Segment Start: STUDY MATERIAL

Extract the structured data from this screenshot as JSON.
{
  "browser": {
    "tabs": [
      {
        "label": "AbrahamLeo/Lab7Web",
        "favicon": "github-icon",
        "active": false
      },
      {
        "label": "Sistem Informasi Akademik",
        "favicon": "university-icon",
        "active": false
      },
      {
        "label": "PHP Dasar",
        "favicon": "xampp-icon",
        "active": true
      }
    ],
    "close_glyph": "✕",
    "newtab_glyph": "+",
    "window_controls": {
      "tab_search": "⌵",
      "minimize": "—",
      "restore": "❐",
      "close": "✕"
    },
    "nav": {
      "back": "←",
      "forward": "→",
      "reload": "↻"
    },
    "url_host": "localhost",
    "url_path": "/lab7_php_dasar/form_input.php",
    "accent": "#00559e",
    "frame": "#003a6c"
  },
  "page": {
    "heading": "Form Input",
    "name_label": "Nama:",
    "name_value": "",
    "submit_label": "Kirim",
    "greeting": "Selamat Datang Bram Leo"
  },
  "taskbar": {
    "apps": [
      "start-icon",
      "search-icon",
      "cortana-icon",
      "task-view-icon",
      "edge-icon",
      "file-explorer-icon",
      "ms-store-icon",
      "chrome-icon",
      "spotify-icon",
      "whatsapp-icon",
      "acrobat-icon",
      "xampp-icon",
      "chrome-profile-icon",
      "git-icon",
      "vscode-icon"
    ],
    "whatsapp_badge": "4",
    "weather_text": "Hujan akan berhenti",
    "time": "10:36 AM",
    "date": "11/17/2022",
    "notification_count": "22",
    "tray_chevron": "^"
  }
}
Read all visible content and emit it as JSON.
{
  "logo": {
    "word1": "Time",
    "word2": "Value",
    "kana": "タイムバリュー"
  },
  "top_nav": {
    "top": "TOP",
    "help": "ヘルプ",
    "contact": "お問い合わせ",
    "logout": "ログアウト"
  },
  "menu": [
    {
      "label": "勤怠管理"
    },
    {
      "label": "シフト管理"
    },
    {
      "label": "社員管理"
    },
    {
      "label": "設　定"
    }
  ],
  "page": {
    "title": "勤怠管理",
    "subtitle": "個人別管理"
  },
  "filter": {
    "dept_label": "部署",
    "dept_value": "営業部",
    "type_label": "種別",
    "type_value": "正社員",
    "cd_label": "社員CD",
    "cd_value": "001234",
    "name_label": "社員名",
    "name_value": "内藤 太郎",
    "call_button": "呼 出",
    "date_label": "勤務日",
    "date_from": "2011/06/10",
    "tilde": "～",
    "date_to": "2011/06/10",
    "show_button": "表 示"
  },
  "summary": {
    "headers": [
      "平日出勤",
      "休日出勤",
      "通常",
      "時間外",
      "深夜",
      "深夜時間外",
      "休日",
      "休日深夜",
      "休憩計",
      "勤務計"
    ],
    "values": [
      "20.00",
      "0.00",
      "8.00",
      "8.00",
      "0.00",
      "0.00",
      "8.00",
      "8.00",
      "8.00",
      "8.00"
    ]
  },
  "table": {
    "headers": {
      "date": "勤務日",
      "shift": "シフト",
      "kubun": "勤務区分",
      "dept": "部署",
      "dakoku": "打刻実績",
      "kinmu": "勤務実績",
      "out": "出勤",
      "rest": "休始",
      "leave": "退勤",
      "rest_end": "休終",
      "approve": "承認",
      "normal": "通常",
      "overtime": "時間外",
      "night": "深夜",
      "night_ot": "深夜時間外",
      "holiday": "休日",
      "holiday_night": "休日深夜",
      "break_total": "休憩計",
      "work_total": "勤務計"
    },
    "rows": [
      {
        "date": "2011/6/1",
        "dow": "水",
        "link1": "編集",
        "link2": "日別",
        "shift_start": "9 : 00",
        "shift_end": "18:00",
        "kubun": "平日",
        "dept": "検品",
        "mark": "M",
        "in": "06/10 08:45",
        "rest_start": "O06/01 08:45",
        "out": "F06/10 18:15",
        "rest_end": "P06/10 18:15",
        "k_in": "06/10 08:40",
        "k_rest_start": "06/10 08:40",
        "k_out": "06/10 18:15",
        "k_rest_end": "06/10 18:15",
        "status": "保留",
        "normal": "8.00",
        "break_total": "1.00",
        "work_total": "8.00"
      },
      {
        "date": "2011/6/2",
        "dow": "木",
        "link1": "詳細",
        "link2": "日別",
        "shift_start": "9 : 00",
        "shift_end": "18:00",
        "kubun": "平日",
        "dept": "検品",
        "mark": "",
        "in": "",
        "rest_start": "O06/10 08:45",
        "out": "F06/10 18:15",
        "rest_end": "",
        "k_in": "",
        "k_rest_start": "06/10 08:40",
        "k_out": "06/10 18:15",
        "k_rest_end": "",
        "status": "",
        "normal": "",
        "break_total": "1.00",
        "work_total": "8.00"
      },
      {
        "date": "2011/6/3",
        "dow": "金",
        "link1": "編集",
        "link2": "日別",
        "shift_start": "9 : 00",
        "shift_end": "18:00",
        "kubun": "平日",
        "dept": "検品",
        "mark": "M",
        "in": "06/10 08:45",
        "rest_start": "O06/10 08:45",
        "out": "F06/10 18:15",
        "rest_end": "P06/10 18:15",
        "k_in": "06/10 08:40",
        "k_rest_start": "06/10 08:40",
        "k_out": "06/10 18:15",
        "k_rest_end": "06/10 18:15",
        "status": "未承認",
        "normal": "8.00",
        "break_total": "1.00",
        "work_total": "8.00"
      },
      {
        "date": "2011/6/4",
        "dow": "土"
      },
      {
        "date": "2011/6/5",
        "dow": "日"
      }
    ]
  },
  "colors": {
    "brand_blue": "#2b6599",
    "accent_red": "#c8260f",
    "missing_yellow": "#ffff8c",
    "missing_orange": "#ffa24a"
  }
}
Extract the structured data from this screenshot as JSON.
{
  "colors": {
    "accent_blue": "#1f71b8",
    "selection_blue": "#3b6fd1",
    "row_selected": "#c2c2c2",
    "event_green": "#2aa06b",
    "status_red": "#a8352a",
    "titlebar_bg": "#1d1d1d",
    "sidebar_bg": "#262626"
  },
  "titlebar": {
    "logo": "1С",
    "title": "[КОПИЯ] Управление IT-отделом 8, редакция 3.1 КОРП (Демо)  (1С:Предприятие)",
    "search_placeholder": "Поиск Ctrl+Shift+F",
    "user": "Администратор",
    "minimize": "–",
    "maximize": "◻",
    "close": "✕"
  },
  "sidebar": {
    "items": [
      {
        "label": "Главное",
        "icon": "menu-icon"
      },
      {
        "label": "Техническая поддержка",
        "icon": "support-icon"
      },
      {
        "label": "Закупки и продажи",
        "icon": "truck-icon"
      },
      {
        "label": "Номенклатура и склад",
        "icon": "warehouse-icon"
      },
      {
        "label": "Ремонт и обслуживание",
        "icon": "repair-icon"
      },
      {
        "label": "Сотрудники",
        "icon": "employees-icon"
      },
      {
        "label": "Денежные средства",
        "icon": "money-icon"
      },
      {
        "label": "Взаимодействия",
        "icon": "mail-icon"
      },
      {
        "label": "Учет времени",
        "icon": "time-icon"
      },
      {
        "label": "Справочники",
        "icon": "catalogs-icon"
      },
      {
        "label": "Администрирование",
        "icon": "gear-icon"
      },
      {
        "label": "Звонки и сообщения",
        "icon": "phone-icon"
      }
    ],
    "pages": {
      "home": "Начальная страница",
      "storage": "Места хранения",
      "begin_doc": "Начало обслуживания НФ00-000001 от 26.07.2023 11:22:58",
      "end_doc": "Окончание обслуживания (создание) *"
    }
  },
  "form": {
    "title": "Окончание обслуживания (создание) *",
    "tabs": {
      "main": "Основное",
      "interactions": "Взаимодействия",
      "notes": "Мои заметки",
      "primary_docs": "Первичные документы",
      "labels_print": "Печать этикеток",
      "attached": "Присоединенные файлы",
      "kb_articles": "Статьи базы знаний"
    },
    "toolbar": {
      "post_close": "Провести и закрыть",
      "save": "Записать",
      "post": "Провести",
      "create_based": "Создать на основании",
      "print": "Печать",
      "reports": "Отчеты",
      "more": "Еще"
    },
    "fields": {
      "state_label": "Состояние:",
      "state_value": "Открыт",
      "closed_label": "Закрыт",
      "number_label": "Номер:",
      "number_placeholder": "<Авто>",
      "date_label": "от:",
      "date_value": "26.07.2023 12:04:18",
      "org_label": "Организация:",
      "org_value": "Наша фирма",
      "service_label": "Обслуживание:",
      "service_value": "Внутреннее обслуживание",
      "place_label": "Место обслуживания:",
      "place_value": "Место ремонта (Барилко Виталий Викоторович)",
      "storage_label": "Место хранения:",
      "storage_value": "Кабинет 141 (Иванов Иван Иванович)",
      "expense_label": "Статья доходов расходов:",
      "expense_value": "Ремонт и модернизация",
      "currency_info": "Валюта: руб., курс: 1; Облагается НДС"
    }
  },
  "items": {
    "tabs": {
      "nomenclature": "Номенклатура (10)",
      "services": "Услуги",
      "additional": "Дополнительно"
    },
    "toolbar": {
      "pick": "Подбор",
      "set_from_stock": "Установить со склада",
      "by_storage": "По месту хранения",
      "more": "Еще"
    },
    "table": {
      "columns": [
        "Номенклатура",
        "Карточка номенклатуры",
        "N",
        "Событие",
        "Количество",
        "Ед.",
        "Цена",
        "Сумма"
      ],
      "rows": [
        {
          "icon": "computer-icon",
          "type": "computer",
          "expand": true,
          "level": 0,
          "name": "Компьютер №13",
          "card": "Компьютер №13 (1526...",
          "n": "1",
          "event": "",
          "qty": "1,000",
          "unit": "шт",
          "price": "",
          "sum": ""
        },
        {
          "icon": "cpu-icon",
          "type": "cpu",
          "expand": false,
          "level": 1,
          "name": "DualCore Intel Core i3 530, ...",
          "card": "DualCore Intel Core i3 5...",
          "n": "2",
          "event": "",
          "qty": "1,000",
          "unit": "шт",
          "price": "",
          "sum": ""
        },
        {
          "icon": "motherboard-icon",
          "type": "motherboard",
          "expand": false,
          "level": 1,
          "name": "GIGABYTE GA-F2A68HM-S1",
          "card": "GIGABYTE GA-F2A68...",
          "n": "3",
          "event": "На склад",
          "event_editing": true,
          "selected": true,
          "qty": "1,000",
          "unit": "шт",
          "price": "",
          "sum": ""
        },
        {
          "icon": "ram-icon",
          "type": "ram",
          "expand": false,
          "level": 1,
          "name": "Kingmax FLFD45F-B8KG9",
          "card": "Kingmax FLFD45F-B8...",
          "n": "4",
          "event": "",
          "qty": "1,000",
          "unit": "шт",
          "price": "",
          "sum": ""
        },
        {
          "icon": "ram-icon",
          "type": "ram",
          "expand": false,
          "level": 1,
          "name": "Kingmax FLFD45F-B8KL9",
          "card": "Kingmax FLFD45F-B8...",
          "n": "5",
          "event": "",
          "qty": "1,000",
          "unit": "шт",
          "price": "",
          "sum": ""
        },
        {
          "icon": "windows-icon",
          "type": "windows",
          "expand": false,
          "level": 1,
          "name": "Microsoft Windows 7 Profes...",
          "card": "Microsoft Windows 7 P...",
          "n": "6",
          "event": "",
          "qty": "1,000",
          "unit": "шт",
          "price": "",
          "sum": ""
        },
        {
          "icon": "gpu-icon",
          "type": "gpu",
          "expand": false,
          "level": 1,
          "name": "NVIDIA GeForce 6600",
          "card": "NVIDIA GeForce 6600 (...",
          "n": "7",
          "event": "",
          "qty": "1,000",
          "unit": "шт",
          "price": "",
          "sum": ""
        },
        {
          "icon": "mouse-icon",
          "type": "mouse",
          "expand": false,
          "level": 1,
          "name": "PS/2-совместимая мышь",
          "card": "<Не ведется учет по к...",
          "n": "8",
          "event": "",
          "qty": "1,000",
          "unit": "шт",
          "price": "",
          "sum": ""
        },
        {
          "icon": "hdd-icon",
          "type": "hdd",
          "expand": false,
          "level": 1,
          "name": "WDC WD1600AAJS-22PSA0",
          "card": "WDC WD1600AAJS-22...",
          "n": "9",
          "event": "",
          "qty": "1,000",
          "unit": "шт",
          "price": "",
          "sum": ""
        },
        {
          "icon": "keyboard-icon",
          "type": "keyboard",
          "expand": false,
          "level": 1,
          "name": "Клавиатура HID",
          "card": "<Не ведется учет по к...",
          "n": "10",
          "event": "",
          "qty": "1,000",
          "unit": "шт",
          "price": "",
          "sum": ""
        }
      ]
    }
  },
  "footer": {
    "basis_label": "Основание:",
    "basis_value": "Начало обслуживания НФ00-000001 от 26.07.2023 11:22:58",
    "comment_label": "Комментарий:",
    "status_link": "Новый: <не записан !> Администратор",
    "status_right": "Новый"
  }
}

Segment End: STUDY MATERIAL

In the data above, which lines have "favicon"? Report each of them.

        "favicon": "github-icon",
        "favicon": "university-icon",
        "favicon": "xampp-icon",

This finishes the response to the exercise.